*Task to complete*:
Retype the data that follows line by line, exactly, and leave its pictures out.

★ ★ ★ ★

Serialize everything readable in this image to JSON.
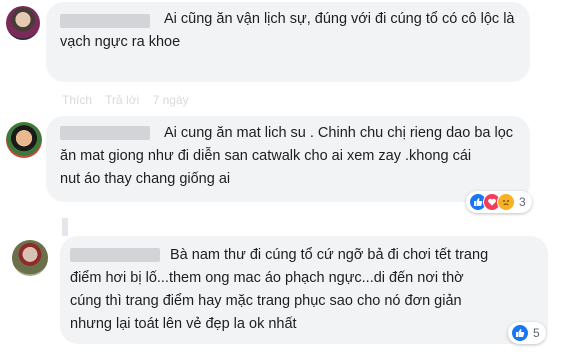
{
  "comments": [
    {
      "text": "Ai cũng ăn vận lịch sự, đúng với đi cúng tổ có cô lộc là\nvạch ngực ra khoe",
      "meta": [
        "Thích",
        "Trả lời",
        "7 ngày"
      ],
      "reactions": null
    },
    {
      "text": "Ai cung ăn mat lich su . Chinh chu chị rieng dao ba lọc\năn mat giong như đi diễn san catwalk cho ai xem zay .khong cái\nnut áo thay chang giống ai",
      "reactions": {
        "types": [
          "like-icon",
          "love-icon",
          "sad-icon"
        ],
        "count": "3"
      }
    },
    {
      "text": "Bà nam thư đi cúng tổ cứ ngỡ bả đi chơi tết trang\nđiểm hơi bị lố...them ong mac áo phạch ngực...di đến nơi thờ\ncúng thì trang điểm hay mặc trang phục sao cho nó đơn giản\nnhưng lại toát lên vẻ đẹp la ok nhất",
      "reactions": {
        "types": [
          "like-icon"
        ],
        "count": "5"
      }
    }
  ],
  "colors": {
    "bubble": "#f2f3f5",
    "like": "#1877f2",
    "love": "#f33e58",
    "sad": "#f7b125"
  }
}
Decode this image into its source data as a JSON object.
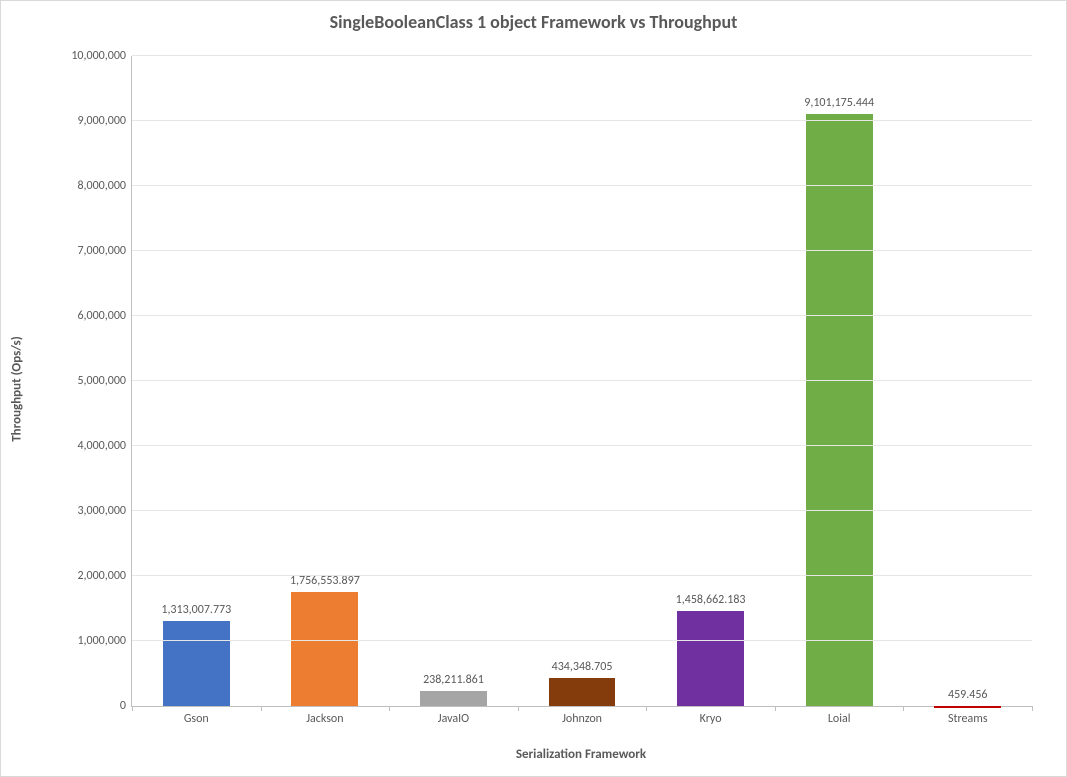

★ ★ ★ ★

*Finished task*:
Serialize everything readable in this image to JSON.
{
  "comments": [
    {
      "text": "Ai cũng ăn vận lịch sự, đúng với đi cúng tổ có cô lộc là\nvạch ngực ra khoe",
      "meta": [
        "Thích",
        "Trả lời",
        "7 ngày"
      ],
      "reactions": null
    },
    {
      "text": "Ai cung ăn mat lich su . Chinh chu chị rieng dao ba lọc\năn mat giong như đi diễn san catwalk cho ai xem zay .khong cái\nnut áo thay chang giống ai",
      "reactions": {
        "types": [
          "like-icon",
          "love-icon",
          "sad-icon"
        ],
        "count": "3"
      }
    },
    {
      "text": "Bà nam thư đi cúng tổ cứ ngỡ bả đi chơi tết trang\nđiểm hơi bị lố...them ong mac áo phạch ngực...di đến nơi thờ\ncúng thì trang điểm hay mặc trang phục sao cho nó đơn giản\nnhưng lại toát lên vẻ đẹp la ok nhất",
      "reactions": {
        "types": [
          "like-icon"
        ],
        "count": "5"
      }
    }
  ],
  "colors": {
    "bubble": "#f2f3f5",
    "like": "#1877f2",
    "love": "#f33e58",
    "sad": "#f7b125"
  }
}
Decode this image into its source data as a JSON object.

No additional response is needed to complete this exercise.